Shaka´s childhood was sad and hard: turned down by his father and only loved by his mother, who had no power within the tribe, he became a target to other kids. Finally they couldn’t stand anymore that life and they fled. The agony that they both suffered was so great, that Shaka swore to survive the pain and return to revenge from all their torturers.
People from another tribe welcomed them and gave them refuge. In time, he escalated grades in the army: beginning as a simple soldier, in little time he became a general. It was in this army that Shaka decided to change the tactics of combat. He realized that throwing spears was not an effective method of attack, and invented a spear with a short handle that enabled to enter and come out again of the body after being stabbed. The body-to-body combat in Zululand had started.
Having equipped to his army with the new spears designed by himself, he prepared them for the conquer that he had dreamed for many years. It was such the power of this combat machine, that 50 years later the heirs of these warriors at the battle of Isanlwana in 1879 defeated the English troops, in what was going to be the greatest defeat of an English army to the hands of a native tribe in all history.
Shaka didn’t sympathize with the pity. History describes him as a black Napoleon, a real military genius. He designed the attacking formation of the “ox horn“, in which a part of the warriors hided first to unfold later and surround the enemy.
Shaka was a born expert in psychological war and military intelligence, many times fighting at the front of his regiment, knowing the grade of each of his officers and calling them by name. His subordinates loved and admired him like no other leader.
Shaka strengthened his power and upon his father’s death he inherit the throne. That way he got the validity to unify everything in one reign, the reign of the Zulu, known also as “the people from heaven“.
His regiment of 1500 soldiers attacked neighbor’s tribes. His lands, reaching in the beginning only 15 square kilometers, had 11 years later a radius of 1000 kms and an army of over 50.000 warriors. He also restructured the Zulu social system, creating a strong administration.

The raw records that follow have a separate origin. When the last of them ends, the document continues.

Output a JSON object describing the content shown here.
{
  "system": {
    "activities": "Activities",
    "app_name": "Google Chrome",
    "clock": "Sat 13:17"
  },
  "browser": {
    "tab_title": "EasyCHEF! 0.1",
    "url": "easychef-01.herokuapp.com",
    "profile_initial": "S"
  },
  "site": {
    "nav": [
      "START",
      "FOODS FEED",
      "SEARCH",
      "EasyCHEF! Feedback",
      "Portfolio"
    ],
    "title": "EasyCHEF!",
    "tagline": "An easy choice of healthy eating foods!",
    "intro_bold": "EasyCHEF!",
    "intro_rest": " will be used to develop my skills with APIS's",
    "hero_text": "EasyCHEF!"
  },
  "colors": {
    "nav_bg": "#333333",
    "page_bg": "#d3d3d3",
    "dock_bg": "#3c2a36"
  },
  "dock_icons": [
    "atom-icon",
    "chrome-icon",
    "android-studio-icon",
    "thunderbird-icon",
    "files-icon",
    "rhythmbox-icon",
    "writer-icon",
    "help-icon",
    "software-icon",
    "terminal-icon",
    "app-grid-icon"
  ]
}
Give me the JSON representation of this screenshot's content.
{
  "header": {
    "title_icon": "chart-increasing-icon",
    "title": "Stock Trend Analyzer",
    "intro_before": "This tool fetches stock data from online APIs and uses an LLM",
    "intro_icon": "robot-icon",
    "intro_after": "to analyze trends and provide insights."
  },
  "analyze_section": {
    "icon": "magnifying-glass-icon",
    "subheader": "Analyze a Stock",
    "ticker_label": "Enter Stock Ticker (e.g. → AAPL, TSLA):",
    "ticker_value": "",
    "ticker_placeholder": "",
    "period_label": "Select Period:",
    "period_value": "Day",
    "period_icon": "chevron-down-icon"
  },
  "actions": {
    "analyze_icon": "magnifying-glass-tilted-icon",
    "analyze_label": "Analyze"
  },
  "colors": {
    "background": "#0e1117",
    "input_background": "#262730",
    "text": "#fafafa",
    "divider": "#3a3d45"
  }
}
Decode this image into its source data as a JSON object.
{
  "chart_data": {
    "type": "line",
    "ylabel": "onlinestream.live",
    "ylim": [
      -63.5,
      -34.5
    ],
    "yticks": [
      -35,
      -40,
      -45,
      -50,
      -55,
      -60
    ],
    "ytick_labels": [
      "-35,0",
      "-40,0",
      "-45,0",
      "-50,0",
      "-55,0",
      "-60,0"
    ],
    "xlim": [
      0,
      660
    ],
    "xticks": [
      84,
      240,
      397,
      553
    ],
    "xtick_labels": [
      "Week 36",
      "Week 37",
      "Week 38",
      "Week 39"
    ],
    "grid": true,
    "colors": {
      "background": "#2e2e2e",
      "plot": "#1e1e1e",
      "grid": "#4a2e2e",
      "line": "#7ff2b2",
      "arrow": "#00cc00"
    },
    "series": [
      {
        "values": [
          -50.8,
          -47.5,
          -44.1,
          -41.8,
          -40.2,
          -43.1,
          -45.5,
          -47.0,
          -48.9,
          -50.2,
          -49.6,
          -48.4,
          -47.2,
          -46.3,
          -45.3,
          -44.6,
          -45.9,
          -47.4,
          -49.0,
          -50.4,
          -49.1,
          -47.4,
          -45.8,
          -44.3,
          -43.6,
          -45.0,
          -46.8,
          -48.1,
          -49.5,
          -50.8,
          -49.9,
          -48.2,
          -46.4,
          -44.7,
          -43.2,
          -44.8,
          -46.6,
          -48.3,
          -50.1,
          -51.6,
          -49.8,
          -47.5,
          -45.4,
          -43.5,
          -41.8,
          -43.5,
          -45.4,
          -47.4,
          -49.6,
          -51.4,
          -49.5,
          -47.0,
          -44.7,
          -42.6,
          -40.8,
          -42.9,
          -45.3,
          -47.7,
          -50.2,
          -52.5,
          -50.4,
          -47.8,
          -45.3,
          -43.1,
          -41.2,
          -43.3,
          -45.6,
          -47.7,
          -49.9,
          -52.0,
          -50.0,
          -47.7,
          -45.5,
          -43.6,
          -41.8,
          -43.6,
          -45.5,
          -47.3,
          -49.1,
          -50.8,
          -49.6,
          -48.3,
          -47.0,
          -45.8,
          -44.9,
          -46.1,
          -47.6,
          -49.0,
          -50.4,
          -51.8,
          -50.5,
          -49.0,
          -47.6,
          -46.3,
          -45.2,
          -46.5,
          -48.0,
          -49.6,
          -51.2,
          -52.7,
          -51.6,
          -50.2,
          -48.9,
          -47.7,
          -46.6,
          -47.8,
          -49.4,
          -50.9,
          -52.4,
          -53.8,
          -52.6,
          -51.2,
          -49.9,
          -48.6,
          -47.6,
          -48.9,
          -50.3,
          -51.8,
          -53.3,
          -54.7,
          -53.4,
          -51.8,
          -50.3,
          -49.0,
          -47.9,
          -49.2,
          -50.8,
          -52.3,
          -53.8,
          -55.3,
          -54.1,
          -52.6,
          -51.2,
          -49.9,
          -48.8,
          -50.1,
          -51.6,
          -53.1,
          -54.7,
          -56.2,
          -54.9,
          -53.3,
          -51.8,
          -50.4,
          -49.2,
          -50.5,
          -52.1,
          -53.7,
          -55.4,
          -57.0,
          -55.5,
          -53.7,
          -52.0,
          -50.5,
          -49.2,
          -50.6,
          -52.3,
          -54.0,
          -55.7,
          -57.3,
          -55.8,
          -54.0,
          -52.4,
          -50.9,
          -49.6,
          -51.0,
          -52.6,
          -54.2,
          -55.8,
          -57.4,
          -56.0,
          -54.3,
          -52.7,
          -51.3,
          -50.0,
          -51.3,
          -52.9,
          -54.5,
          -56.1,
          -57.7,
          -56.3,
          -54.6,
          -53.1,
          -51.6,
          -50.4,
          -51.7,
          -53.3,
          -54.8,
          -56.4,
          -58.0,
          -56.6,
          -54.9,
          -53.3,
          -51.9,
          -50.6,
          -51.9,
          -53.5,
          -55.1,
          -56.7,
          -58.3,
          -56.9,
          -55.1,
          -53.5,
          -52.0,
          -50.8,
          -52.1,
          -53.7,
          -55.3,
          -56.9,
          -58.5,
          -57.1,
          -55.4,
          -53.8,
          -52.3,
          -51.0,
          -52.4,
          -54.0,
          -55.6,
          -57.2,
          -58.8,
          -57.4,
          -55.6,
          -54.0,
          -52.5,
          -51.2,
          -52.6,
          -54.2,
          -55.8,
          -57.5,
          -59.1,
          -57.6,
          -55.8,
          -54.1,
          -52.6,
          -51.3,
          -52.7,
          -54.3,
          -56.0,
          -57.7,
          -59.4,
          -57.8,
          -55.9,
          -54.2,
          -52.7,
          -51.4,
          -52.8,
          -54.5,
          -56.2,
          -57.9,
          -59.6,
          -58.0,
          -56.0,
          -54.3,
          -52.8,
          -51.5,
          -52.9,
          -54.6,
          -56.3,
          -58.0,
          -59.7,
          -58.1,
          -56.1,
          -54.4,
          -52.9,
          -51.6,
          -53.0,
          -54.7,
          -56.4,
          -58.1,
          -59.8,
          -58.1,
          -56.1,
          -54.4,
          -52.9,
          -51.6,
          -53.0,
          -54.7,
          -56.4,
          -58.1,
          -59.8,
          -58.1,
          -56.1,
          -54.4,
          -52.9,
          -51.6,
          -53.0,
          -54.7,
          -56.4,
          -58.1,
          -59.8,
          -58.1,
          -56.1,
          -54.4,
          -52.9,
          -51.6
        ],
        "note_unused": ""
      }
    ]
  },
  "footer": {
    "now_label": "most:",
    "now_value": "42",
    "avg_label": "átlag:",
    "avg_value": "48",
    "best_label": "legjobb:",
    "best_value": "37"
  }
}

To the present day, 7 kings have succeeded him, but none has reached the hegemony of Shaka.
His heirloom is still lived daily in the Zulu Nation, proud of its past, culture and tradition.